  1. An abrupt rapping sound, as from an impact of a hard object against wood
    I heard a knock on my door.
  2. An impact.
    He took a knock on the head.
  3. (figuratively) criticism
    • 2012, Tom Lamont, How Mumford & Sons became the biggest band in the world (in The Daily Telegraph, 15 November 2012)
      Since forming in 2007 Mumford & Sons have hard-toured their way to a vast market for throaty folk that's strong on banjo and bass drum. They have released two enormous albums. But, wow, do they take some knocks back home.
  4. (cricket) a batsman's innings.
    He played a slow but sure knock of 35.
  5. (automotive) Preignition, a type of abnormal combustion occurring in spark ignition engines caused by self-ignition or the characteristic knocking sound associated with it.
  6. (cycling) Synonym of hunger knock

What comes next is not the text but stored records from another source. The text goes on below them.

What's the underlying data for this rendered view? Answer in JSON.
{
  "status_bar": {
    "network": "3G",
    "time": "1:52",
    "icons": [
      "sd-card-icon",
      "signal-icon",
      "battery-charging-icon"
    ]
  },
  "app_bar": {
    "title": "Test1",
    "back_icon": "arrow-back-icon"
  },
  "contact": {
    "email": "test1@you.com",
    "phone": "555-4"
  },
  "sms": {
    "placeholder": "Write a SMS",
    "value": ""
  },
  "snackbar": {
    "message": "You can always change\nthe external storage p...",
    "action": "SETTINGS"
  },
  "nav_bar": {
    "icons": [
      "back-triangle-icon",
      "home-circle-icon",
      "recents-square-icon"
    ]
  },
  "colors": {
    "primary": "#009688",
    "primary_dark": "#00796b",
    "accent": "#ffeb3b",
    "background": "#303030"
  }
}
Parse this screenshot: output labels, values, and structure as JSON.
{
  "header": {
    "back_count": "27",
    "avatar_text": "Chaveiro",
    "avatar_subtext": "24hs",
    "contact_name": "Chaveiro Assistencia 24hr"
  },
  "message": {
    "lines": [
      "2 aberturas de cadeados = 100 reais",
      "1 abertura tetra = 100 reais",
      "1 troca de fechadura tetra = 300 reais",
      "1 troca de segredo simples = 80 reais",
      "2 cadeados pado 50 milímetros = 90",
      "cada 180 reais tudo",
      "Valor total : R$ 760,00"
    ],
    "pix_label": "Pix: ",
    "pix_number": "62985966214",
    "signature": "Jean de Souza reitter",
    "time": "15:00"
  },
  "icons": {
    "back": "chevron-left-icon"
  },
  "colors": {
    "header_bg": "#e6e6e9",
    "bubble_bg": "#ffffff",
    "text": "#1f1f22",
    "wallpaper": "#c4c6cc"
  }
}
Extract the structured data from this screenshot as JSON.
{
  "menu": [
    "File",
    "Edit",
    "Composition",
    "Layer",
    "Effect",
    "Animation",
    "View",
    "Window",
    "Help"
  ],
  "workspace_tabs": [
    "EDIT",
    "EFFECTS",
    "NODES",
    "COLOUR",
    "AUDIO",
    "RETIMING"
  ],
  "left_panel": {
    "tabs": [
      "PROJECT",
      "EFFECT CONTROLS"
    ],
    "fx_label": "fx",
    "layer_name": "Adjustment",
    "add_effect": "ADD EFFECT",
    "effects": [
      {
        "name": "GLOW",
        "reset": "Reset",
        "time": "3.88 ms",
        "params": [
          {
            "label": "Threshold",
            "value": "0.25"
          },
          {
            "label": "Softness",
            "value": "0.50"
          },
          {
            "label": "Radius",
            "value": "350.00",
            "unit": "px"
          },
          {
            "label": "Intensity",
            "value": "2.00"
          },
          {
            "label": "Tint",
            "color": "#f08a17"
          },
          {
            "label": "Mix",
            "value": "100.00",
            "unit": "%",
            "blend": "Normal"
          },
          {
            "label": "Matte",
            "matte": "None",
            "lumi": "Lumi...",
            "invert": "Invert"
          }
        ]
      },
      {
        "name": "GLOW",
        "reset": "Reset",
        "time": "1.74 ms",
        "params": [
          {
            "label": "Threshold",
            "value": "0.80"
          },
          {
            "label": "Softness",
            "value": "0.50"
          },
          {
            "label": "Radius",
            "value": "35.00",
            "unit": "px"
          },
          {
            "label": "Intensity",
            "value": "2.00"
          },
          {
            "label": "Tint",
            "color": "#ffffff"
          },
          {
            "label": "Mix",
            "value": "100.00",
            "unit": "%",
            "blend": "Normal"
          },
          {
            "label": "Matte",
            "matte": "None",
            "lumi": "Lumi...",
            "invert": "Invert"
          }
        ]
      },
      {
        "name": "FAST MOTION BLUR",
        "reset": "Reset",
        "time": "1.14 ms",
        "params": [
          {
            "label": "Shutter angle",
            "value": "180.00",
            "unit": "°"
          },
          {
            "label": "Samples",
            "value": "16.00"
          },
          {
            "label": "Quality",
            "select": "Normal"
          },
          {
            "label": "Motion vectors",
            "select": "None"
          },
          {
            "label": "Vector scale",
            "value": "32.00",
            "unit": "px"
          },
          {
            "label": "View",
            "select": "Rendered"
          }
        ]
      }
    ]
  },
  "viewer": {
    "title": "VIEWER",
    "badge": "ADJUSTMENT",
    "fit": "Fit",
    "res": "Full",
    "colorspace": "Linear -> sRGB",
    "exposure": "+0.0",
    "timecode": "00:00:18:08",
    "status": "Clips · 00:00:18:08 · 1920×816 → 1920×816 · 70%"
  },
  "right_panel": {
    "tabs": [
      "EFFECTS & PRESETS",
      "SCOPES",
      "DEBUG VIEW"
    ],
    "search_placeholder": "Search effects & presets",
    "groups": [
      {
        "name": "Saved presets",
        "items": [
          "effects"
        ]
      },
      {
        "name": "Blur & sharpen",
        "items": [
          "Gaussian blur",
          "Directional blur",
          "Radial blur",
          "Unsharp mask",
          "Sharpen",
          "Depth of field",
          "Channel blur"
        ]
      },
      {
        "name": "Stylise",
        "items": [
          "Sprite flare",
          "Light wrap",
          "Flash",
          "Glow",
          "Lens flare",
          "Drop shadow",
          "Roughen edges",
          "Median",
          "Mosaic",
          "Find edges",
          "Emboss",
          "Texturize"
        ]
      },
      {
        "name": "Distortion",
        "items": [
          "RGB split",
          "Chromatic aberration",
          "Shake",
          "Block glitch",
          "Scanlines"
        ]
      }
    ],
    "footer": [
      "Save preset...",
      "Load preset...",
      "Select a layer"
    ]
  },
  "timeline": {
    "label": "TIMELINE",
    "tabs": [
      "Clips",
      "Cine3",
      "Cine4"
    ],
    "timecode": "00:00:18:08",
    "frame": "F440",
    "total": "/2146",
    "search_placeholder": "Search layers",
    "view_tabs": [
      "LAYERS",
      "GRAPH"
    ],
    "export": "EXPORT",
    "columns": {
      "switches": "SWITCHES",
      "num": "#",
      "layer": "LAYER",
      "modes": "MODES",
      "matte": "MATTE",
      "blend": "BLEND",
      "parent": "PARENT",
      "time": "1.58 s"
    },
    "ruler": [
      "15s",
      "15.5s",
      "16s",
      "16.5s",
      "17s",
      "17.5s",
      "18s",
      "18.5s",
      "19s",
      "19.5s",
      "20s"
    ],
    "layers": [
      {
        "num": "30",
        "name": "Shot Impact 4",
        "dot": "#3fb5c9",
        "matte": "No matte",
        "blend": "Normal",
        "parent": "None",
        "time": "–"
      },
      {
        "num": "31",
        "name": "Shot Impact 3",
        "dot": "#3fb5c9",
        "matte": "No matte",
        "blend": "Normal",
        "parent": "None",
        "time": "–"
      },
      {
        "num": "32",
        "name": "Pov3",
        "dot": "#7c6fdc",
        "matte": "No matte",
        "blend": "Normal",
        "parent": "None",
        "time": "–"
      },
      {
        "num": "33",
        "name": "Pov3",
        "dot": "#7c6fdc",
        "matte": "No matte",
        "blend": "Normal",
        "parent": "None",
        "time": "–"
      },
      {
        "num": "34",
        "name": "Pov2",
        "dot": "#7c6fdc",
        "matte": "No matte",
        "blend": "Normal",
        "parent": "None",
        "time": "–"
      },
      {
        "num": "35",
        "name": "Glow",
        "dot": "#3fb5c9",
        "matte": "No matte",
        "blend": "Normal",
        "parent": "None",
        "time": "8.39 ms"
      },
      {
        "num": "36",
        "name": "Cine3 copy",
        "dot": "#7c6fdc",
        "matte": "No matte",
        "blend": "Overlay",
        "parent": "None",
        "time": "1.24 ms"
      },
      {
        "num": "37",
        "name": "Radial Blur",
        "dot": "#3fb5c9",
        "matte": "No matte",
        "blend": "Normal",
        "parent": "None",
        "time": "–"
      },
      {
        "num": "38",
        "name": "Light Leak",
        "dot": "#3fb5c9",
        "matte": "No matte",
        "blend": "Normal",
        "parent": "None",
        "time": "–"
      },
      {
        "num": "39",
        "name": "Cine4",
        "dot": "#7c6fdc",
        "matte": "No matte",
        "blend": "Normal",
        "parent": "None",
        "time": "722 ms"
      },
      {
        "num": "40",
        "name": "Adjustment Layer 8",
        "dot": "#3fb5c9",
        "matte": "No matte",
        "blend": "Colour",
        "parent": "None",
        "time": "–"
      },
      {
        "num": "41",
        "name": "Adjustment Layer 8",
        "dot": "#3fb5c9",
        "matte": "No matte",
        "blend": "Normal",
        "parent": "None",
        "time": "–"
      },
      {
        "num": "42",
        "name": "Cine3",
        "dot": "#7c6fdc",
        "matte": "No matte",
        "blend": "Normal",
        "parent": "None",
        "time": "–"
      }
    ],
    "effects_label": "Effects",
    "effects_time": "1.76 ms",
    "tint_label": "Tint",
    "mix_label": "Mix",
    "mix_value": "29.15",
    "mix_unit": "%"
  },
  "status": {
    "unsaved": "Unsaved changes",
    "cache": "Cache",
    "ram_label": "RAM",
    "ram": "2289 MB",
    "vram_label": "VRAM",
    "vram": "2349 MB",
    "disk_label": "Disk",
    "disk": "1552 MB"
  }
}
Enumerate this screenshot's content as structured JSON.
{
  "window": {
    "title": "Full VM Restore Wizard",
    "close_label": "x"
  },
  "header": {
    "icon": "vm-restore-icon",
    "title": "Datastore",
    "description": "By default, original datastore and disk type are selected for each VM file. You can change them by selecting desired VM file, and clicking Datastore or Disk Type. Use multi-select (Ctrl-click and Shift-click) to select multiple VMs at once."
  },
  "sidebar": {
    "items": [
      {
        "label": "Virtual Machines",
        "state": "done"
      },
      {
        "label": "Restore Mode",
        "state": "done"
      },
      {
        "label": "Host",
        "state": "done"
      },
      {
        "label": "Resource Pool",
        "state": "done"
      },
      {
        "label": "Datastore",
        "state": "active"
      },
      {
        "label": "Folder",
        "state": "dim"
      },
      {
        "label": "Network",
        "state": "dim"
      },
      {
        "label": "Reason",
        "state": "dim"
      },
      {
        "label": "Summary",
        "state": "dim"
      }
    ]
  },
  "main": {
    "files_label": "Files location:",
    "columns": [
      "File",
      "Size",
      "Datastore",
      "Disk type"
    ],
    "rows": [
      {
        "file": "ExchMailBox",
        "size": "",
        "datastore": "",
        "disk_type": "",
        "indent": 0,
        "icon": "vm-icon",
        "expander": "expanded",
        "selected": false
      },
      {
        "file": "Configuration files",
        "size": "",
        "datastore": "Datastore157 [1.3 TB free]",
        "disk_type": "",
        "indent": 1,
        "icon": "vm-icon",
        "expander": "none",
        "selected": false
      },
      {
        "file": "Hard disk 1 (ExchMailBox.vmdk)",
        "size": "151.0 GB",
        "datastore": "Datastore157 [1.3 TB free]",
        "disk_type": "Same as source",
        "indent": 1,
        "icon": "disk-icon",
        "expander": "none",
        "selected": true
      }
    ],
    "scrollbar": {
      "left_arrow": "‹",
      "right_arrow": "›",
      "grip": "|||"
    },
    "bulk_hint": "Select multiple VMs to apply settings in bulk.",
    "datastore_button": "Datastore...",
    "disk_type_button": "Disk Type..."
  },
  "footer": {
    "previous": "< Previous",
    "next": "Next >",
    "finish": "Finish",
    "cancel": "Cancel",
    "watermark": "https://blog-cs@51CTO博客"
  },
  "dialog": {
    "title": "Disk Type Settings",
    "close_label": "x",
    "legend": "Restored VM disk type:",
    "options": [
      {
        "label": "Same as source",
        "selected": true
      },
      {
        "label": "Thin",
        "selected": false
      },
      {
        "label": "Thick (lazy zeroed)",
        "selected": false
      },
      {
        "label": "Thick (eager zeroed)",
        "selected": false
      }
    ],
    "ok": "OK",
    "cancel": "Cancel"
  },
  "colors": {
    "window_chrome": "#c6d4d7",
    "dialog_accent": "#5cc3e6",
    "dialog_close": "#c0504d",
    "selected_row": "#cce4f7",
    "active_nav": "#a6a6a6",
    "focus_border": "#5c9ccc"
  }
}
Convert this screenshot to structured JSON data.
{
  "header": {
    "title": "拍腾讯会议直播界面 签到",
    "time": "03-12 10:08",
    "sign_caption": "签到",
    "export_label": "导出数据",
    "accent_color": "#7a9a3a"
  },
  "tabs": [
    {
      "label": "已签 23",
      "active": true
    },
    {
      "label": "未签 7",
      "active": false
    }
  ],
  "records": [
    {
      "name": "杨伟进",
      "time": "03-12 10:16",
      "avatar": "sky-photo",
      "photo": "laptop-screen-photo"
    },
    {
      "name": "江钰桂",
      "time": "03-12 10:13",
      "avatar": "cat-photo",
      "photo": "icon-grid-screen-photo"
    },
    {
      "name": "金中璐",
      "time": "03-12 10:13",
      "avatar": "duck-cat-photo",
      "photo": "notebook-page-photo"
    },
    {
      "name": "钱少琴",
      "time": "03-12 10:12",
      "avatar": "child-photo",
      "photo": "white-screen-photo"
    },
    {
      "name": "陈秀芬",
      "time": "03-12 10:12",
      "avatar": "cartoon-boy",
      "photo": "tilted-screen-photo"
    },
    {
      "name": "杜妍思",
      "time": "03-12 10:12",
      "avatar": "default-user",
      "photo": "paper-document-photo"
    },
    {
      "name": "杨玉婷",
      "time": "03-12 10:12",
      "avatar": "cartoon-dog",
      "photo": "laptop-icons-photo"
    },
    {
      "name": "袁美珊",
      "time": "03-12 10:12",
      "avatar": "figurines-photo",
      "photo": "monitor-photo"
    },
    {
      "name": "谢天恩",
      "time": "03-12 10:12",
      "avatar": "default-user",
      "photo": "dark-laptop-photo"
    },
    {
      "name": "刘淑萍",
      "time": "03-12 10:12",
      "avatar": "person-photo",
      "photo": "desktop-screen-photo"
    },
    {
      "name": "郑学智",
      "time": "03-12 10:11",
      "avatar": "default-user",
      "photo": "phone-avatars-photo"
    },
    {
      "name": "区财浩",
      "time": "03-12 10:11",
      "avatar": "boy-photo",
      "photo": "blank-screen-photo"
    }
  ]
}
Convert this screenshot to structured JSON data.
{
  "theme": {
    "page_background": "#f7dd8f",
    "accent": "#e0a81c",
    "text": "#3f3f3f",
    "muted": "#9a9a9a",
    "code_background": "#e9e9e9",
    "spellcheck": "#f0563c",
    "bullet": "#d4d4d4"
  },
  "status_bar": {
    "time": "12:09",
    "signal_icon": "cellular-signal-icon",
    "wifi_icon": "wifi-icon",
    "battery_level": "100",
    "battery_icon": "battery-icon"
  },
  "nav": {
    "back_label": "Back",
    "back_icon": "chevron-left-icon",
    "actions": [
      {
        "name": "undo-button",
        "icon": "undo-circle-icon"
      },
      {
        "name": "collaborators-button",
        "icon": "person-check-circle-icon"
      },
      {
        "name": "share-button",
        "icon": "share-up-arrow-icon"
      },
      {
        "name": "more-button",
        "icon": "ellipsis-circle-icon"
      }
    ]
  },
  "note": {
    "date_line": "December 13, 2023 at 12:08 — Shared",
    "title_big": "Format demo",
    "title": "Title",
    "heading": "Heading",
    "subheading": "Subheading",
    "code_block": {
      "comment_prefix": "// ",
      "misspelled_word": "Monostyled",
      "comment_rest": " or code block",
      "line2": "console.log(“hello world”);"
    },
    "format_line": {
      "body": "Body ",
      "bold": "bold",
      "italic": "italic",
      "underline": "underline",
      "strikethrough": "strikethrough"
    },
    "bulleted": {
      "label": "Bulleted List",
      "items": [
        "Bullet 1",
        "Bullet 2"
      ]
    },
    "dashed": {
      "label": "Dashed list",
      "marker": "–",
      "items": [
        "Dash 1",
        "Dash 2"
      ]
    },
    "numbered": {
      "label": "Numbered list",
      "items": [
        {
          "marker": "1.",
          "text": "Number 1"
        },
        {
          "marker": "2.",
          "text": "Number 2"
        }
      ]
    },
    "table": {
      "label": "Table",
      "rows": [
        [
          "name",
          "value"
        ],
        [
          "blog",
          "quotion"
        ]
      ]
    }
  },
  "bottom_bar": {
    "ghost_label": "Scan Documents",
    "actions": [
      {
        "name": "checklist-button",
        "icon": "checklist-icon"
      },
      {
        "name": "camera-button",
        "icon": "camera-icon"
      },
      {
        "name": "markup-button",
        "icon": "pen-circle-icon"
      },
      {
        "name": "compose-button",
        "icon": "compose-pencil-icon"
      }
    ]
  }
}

Translations

Verb

knock (third-person singular simple present knocks, present participle knocking, simple past and past participle knocked)

  1. (intransitive) To rap one's knuckles against something, especially wood.
    Knock on the door and find out if they're home.
  2. (transitive, dated) To strike for admittance; to rap upon, as a door.
    • Shakespeare
      Master, knock the door hard.
  3. (transitive, intransitive, dated) To bump or impact.
    I knocked against the table and bruised my leg.
    I accidentally knocked my drink off the bar.
    • 1900, L. Frank Baum, The Wonderful Wizard of Oz Chapter 23
      "The Silver Shoes," said the Good Witch, "have wonderful powers. And one of the most curious things about them is that they can carry you to any place in the world in three steps, and each step will be made in the wink of an eye. All you have to do is to knock the heels together three times and command the shoes to carry you wherever you wish to go."
  4. (colloquial) To denigrate, undervalue.
    Don't knock it until you've tried it.
  5. (soccer) To pass, kick a ball towards another player.
    • 2011 January 11, Jonathan Stevenson, “West Ham 2 - 1 Birmingham”, in BBC:
      Despite enjoying more than their fair share of possession the visitors did not look like creating anything, with their lack of a killer ball painfully obvious as they harmlessly knocked the ball around outside the home side's box without ever looking like they would hurt them.
  6. (slang, dated, Britain) To impress strongly or forcibly; to astonish; to move to admiration or applause.

Derived terms

Translations

Derived terms